After fourteen years and five failed attempts to sell the Nigerian Telecommunications Limited, the Federal Government on Tuesday finally handed over the beleaguered first national telecommunications company to new core investor, NATCOM Consortium.
At a ceremony attended by notable persons in the privatisation circle, the Bureau of Public Enterprises handed over instruments of ownership and licences of operation to the Chairman of the NATCOM Consortium, Mr. Tunde Ayeni, who said over $1 billion was required to revive the company.
Speaking at the ceremony, Vice President Namadi Sambo, who chairs the National Council on Privatisation said the formal handover was a clear indication that where there is focus and determination, there is a way.
Sambo who was represented by a member of the technical committee of NCP, Mr. Emmanuel Amadi, listed the several failures in the past and added that the success at this time was a reflection of the determination of the NCP and the BPE to increase competition in the telecommunications industry.

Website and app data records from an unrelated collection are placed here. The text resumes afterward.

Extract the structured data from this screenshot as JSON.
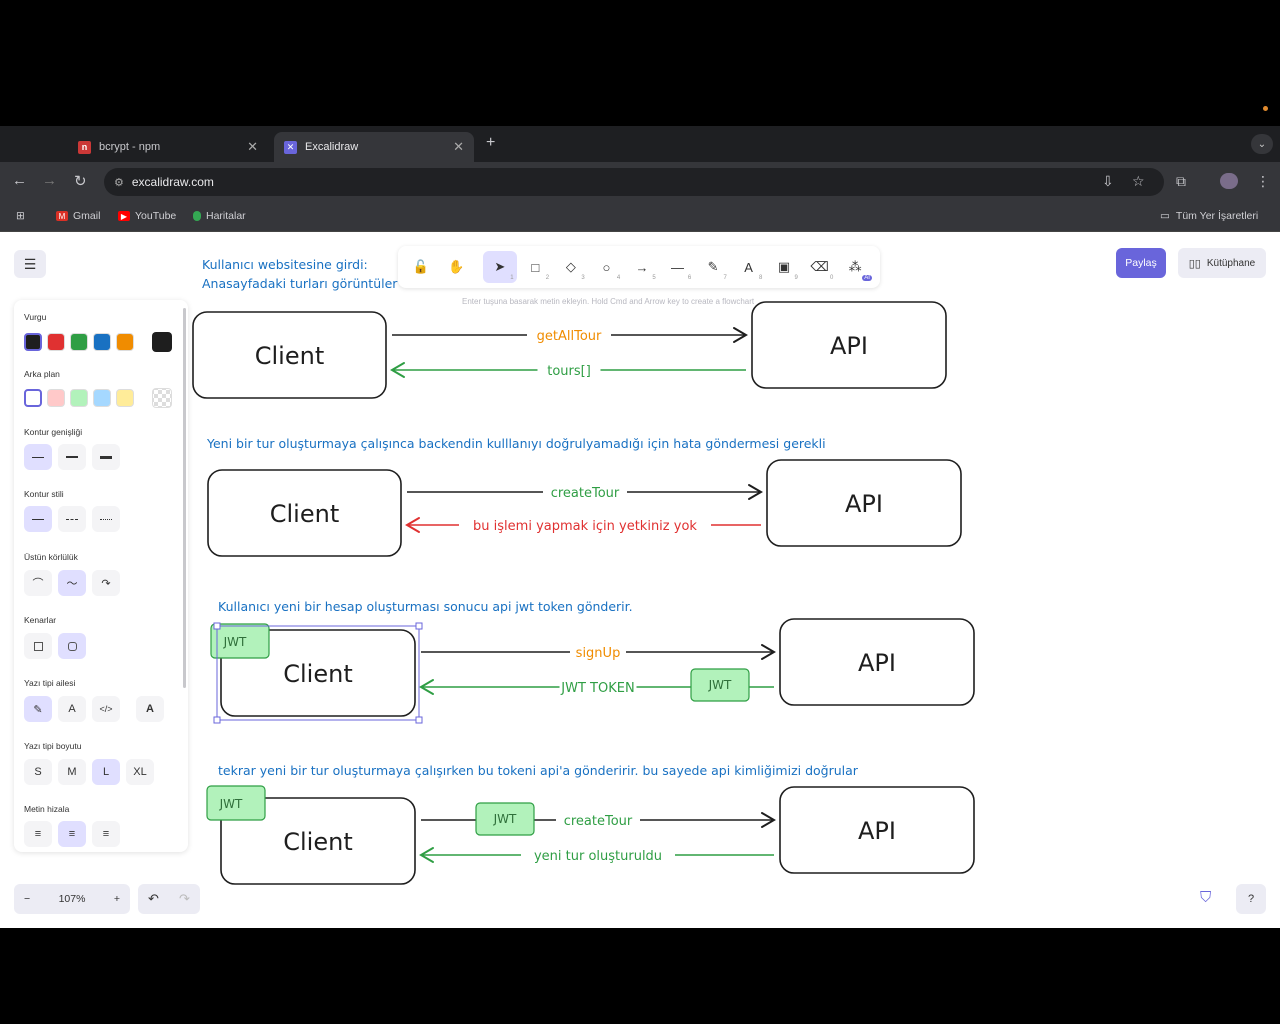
{
  "browser": {
    "tabs": [
      {
        "title": "bcrypt - npm",
        "icon": "npm-favicon",
        "active": false
      },
      {
        "title": "Excalidraw",
        "icon": "excalidraw-favicon",
        "active": true
      }
    ],
    "url": "excalidraw.com",
    "bookmarks": [
      {
        "label": "Gmail",
        "icon": "gmail-icon"
      },
      {
        "label": "YouTube",
        "icon": "youtube-icon"
      },
      {
        "label": "Haritalar",
        "icon": "maps-icon"
      }
    ],
    "all_bookmarks": "Tüm Yer İşaretleri"
  },
  "excalidraw": {
    "share_label": "Paylaş",
    "library_label": "Kütüphane",
    "hint": "Enter tuşuna basarak metin ekleyin. Hold Cmd and Arrow key to create a flowchart",
    "zoom": "107%",
    "tools": [
      {
        "name": "lock-icon",
        "glyph": "🔓",
        "num": ""
      },
      {
        "name": "hand-icon",
        "glyph": "✋",
        "num": ""
      },
      {
        "name": "selection-icon",
        "glyph": "➤",
        "num": "1"
      },
      {
        "name": "rectangle-icon",
        "glyph": "□",
        "num": "2"
      },
      {
        "name": "diamond-icon",
        "glyph": "◇",
        "num": "3"
      },
      {
        "name": "ellipse-icon",
        "glyph": "○",
        "num": "4"
      },
      {
        "name": "arrow-icon",
        "glyph": "→",
        "num": "5"
      },
      {
        "name": "line-icon",
        "glyph": "—",
        "num": "6"
      },
      {
        "name": "draw-icon",
        "glyph": "✎",
        "num": "7"
      },
      {
        "name": "text-icon",
        "glyph": "A",
        "num": "8"
      },
      {
        "name": "image-icon",
        "glyph": "▣",
        "num": "9"
      },
      {
        "name": "eraser-icon",
        "glyph": "⌫",
        "num": "0"
      },
      {
        "name": "extra-tools-icon",
        "glyph": "⁂",
        "num": "AI"
      }
    ],
    "props": {
      "stroke_title": "Vurgu",
      "stroke_colors": [
        "#1e1e1e",
        "#e03131",
        "#2f9e44",
        "#1971c2",
        "#f08c00"
      ],
      "stroke_current": "#1e1e1e",
      "background_title": "Arka plan",
      "background_colors": [
        "#ffffff",
        "#ffc9c9",
        "#b2f2bb",
        "#a5d8ff",
        "#ffec99"
      ],
      "stroke_width_title": "Kontur genişliği",
      "stroke_style_title": "Kontur stili",
      "sloppiness_title": "Üstün körlülük",
      "edges_title": "Kenarlar",
      "font_family_title": "Yazı tipi ailesi",
      "font_size_title": "Yazı tipi boyutu",
      "font_sizes": [
        "S",
        "M",
        "L",
        "XL"
      ],
      "text_align_title": "Metin hizala"
    }
  },
  "diagram": {
    "scenes": [
      {
        "caption_lines": [
          "Kullanıcı websitesine girdi:",
          "Anasayfadaki turları görüntüler"
        ],
        "client": "Client",
        "api": "API",
        "forward_label": "getAllTour",
        "back_label": "tours[]",
        "forward_color": "#f08c00",
        "back_color": "#2f9e44"
      },
      {
        "caption_lines": [
          "Yeni bir tur oluşturmaya çalışınca backendin kulllanıyı doğrulyamadığı için hata göndermesi gerekli"
        ],
        "client": "Client",
        "api": "API",
        "forward_label": "createTour",
        "back_label": "bu işlemi yapmak için yetkiniz yok",
        "forward_color": "#2f9e44",
        "back_color": "#e03131"
      },
      {
        "caption_lines": [
          "Kullanıcı yeni bir hesap oluşturması sonucu api jwt token gönderir."
        ],
        "client": "Client",
        "api": "API",
        "forward_label": "signUp",
        "back_label": "JWT TOKEN",
        "jwt_tag": "JWT",
        "jwt_on_arrow": "JWT",
        "forward_color": "#f08c00",
        "back_color": "#2f9e44"
      },
      {
        "caption_lines": [
          "tekrar yeni bir tur oluşturmaya çalışırken bu tokeni api'a gönderirir. bu sayede api kimliğimizi doğrular"
        ],
        "client": "Client",
        "api": "API",
        "forward_label": "createTour",
        "back_label": "yeni tur oluşturuldu",
        "jwt_tag": "JWT",
        "jwt_on_arrow": "JWT",
        "forward_color": "#2f9e44",
        "back_color": "#2f9e44"
      }
    ],
    "caption_color": "#1971c2",
    "tag_fill": "#b2f2bb",
    "tag_stroke": "#2f9e44"
  }
}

He said, “It was the realisation that Nigeria will not attain the desired economic growth without adequate reforms and liberalisation of the telecommunications sector that informed commencement of the telecoms sector reforms in 2001.
“These led to the attempted privatisation of NITEL and M-Tel through strategic/core investor sale to Investors International London Limited. Unfortunately, that flagship transaction failed as the preferred bidder could not meet the deadline for the payment of the purchase consideration.”
He continued, “Failure of first strategic investor sale led to the execution of a management contract with Pentascope in 2005. The management contract did not improve the operational and financial position of NITEL and M-Tel and was terminated.
“Orascom Telecoms emerged the highest bidder with $256m during the second privatisation attempt. Its bid was however rejected by the Federal Government as it was below the reserve price.”
NCP in 2006 adopted the ‘willing buyer-willing seller’ strategy. The strategy which threw up Transnational Corporation as the core investor was adopted to shorten the transaction period since the financial position of NITEL was deteriorating.
Following the inability of Transcorp to turn around the fortunes of NITEL, the NCP on June 1, 2009 revoked the sale of the telecommunications company and its mobile subsidiary.
In another strategic/core investor sale in 2011, both New Generation Communications Limited and Omen International Limited that emerged preferred and reserve bidders could not pay the purchase price and the transaction had to be cancelled again.
Consequently, NCP approved the privatisation of NITEL and M-Tel through guided liquidation. It also on November 11, 2013 approved the appointment of Chief Olutola Senbore as the liquidator of NITEL/M-Tel.
At the financial bid opening on December 3, 2014, NATCOM emerged the preferred bidder with an offer of $252.25m bid price.
NATTAG which had been prequalified by BPE to participate in the process was disqualified as a result of the failure of the company to include a $10m bid bond as had been prescribed in Request for Proposal document.
Speaking at the handover ceremony, Ayeni said immense gaps and opportunities still exist in the Nigerian telecommunications market despite the competition in the industry.
According to him, with a good team of investors and management, NATCOM was ready to make the difference required to succeed. He indicated that the company would roll out services soon after rebranding.